Delta resumes Rio – ATL in December; we examine this market + connectivity
4%. That is the percentage of Delta’s non-stop international seat capacity deployed to South America in the year to March this year.
This is in stark contrast to Delta’s total Latin America capacity having four in ten of its international seats.
In this year, Delta’s South America seats amounted to just under 1.5 million, down by 13% YOY, data from OAG indicates.
This decline was the result of Orlando – Sao Paulo and long-standing Detroit – Sao Paulo both ending in March last year, together with cuts various routes that remained, especially Atlanta to Cartagena – with its seats down by 47%.
The reintroduction of New York JFK – Bogota in December 2019, after ending it more than three years before, was not enough to offset the rest, so the decline of 216,000 seats. Delta’s partnership with LATAM will help in significantly changing its South America penetration.
Atlanta rules, with eight of the carrier’s 11 routes to South America.
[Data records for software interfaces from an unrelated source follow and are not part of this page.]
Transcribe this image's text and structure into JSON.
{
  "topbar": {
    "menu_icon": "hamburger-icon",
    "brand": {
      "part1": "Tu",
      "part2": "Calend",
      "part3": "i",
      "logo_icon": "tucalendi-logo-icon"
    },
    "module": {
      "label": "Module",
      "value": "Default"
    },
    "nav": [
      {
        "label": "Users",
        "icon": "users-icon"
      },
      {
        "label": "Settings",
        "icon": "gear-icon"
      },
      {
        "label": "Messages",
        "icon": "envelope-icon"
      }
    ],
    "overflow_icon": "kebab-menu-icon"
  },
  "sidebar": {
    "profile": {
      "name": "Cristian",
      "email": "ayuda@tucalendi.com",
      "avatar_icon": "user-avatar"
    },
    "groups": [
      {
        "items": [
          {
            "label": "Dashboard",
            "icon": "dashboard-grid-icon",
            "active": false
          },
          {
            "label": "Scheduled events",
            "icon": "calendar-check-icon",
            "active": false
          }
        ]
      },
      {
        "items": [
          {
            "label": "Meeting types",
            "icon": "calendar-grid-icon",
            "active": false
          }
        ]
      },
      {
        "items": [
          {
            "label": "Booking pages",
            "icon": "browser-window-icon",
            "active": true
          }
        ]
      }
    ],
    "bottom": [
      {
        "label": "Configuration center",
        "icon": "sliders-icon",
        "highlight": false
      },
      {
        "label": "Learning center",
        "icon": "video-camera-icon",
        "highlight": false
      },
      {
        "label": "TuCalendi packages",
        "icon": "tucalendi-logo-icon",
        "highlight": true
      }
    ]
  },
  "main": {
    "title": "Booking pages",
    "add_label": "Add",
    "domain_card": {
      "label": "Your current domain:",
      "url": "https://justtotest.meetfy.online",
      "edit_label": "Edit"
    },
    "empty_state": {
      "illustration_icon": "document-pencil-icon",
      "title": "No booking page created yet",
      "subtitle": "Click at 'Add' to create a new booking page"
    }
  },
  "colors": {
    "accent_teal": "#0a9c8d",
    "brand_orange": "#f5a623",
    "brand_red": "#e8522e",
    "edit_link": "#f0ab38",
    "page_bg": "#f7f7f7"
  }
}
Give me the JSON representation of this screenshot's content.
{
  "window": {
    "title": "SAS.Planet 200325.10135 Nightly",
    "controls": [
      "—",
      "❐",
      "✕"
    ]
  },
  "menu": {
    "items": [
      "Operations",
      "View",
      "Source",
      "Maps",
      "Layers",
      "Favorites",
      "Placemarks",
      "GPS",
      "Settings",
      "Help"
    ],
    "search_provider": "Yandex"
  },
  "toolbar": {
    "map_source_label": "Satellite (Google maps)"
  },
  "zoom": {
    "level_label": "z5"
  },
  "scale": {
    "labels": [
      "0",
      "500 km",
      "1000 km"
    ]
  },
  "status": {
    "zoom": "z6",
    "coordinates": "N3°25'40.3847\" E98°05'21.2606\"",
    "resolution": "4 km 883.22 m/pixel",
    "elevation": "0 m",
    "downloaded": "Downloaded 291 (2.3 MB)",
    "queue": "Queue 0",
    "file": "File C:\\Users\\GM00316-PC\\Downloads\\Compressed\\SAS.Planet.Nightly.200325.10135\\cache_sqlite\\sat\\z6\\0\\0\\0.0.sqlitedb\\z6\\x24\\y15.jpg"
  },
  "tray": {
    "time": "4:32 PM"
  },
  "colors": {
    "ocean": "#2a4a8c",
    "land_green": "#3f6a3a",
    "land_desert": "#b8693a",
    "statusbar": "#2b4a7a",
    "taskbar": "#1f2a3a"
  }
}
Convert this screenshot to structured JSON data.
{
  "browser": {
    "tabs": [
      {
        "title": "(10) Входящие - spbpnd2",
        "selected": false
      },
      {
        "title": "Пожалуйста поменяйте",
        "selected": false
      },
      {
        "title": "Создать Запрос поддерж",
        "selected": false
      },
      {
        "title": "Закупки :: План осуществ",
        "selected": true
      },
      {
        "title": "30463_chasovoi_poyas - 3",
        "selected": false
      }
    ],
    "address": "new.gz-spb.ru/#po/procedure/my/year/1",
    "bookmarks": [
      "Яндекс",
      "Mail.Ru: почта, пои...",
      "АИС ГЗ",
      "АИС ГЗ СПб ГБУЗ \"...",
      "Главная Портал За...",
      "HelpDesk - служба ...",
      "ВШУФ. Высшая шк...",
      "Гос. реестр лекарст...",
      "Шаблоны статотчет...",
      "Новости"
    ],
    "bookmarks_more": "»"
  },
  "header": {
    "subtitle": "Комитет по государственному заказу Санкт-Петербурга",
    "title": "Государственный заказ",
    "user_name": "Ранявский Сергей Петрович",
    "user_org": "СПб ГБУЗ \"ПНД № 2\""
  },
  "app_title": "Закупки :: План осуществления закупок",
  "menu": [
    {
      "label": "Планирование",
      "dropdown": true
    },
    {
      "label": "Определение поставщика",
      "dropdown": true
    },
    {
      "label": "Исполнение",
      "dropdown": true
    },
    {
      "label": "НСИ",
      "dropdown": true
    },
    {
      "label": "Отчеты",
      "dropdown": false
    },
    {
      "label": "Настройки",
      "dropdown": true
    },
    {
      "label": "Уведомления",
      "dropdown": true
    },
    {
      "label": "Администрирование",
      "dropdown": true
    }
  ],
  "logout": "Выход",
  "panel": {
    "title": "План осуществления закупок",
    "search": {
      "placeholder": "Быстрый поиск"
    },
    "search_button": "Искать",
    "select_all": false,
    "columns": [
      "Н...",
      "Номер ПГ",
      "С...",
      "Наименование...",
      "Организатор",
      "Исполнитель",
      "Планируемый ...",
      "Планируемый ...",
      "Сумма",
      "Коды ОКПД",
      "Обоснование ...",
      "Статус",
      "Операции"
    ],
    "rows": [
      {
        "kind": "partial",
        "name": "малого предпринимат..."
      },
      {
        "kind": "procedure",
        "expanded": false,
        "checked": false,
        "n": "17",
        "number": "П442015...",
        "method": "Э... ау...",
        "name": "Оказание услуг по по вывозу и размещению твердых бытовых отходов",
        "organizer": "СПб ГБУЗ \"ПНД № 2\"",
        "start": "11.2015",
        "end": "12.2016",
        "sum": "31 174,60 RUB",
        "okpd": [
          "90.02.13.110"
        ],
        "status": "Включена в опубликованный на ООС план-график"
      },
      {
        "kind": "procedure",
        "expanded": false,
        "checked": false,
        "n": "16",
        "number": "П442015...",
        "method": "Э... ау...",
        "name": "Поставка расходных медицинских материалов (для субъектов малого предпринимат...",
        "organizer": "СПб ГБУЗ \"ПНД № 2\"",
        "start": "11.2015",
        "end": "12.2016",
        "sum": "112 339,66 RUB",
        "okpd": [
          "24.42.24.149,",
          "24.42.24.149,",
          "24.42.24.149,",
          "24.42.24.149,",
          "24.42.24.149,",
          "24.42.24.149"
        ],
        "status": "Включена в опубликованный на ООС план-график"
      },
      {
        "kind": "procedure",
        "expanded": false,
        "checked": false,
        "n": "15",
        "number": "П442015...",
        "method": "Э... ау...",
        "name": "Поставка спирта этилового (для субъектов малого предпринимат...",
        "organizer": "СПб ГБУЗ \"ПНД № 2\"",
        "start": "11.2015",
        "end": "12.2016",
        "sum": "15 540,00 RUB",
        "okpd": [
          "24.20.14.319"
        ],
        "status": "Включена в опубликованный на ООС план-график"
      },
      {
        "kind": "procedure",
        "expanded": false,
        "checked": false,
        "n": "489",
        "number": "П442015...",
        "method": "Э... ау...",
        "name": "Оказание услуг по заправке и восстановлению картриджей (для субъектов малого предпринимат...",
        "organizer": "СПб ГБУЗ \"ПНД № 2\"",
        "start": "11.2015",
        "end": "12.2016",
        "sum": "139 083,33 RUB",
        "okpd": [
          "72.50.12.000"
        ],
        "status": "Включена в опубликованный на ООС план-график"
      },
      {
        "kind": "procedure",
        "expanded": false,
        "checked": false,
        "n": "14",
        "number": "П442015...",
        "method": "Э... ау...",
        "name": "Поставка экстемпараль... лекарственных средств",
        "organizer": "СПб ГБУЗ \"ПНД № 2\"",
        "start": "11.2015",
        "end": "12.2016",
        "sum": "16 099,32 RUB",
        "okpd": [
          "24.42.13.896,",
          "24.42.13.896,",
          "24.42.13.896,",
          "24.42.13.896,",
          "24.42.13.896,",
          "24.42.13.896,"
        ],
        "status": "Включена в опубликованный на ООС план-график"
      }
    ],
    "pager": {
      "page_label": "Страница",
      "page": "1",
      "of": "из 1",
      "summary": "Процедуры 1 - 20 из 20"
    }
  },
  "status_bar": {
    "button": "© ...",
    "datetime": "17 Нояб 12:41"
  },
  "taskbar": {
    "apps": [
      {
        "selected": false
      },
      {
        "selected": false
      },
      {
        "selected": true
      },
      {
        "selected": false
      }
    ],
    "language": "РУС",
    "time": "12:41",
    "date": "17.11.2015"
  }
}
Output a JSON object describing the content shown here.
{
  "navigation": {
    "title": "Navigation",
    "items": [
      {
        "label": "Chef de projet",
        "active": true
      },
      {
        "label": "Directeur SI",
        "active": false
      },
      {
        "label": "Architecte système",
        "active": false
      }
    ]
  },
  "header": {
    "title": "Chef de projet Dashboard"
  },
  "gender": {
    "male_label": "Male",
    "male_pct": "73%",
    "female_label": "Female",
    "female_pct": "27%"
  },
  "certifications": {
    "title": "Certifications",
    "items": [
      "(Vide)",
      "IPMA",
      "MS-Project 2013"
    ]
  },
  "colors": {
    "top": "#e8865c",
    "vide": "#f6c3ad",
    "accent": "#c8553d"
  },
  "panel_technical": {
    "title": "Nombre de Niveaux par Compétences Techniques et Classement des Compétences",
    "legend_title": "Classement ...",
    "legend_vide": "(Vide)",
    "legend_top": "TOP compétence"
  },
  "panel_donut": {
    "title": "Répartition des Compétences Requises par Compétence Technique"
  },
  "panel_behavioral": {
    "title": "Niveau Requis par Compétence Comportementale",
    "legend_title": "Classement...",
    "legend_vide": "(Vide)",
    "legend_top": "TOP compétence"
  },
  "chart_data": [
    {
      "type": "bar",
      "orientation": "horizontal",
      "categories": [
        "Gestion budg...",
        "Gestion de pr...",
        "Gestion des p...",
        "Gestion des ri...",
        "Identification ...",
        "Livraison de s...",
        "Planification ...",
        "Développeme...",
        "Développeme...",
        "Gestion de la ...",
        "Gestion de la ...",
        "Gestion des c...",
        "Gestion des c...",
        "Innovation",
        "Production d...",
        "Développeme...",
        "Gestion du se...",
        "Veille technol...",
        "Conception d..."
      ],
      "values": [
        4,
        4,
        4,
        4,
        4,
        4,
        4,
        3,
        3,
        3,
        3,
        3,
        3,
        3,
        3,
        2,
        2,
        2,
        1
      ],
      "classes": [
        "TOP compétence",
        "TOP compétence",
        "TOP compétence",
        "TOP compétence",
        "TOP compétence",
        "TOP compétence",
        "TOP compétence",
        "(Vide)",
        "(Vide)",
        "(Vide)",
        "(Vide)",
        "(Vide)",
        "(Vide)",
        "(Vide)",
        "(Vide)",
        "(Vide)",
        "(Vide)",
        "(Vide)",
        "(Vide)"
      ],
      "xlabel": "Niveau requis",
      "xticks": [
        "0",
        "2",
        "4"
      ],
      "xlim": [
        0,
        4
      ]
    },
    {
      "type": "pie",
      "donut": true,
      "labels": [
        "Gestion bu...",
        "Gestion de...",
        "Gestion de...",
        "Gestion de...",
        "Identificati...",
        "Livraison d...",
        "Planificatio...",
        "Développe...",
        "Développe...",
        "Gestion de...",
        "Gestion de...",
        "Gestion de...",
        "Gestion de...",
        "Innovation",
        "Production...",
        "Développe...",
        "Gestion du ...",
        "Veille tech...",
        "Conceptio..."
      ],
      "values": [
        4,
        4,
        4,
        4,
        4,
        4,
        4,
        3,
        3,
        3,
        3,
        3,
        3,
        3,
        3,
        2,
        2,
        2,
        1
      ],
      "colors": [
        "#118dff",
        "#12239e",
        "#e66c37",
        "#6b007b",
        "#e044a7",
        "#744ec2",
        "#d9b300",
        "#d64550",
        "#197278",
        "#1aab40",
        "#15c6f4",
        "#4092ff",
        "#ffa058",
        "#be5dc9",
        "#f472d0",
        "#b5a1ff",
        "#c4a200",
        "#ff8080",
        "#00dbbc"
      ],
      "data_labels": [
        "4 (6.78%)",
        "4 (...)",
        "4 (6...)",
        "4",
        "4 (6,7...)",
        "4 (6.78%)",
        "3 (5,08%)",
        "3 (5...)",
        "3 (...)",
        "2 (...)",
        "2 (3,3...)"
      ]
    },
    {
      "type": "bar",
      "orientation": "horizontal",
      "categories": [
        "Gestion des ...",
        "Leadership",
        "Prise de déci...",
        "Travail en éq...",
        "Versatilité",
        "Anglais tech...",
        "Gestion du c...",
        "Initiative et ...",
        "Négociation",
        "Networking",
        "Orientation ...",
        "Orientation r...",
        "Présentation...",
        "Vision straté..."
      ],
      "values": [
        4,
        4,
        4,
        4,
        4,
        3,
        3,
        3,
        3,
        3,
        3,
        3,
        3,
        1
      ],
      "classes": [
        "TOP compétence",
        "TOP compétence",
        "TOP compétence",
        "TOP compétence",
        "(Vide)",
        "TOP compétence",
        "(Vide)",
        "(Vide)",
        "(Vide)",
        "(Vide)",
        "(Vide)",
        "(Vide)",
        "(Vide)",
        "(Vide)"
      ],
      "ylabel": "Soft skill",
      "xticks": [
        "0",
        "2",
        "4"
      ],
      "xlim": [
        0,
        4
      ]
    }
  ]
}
While Atlanta – Sao Paulo, Atlanta – Buenos Aires, and JFK – Sao Paulo took the top-three spots by capacity, Atlanta – Rio de Janeiro was fourth with 172,908 seats.
Delta resumes Atlanta – Rio on 19 December on a once-daily basis using 226-seat B767-300ERs, with the carrier’s lowest-premium configuration of the type.
Delta Atlanta – Rio: above-average SLF and 92% connecting over ATL
Delta had an estimated seat load factor of 89% on Atlanta – Rio last year, higher than the US3’s system-wide average of 86.3%.
This is based on approximately 153,319 passengers, according to MIDT booking data via OAG Traffic Analyser, and the carrier’s 172,908 seats.
An estimated 125,067 passengers – or more than eight in ten – connected over Atlanta to/from Rio, rising to 93% when bridging passengers are included.
It is noteworthy that there were more bridging passengers than local Rio – Atlanta traffic with Delta, the result of its then-partnership with Gol.
Orlando tops Delta’s O&Ds to/from Rio
Over nine in ten passengers connected between Rio and the US over Atlanta.
With marginally more than 16,000 two-way passengers, Rio – Orlando was the largest O&D at airport-level. At city-pair level, however, New York was top.
Delta had the second-highest share of Rio – Orlando traffic after Panama’s Copa. Despite backtracking, one-fifth of Delta’s Rio passengers started or ended in Florida.
Orlando traffic was followed by JFK (6,735), Los Angeles (6,206), La Guardia (6,037), and Boston (5,426).
The only non-US airport to make it into the top-10 was Toronto, coming in seventh. The top bridging routing, meanwhile, was Boston – Atlanta – Rio – Vitoria.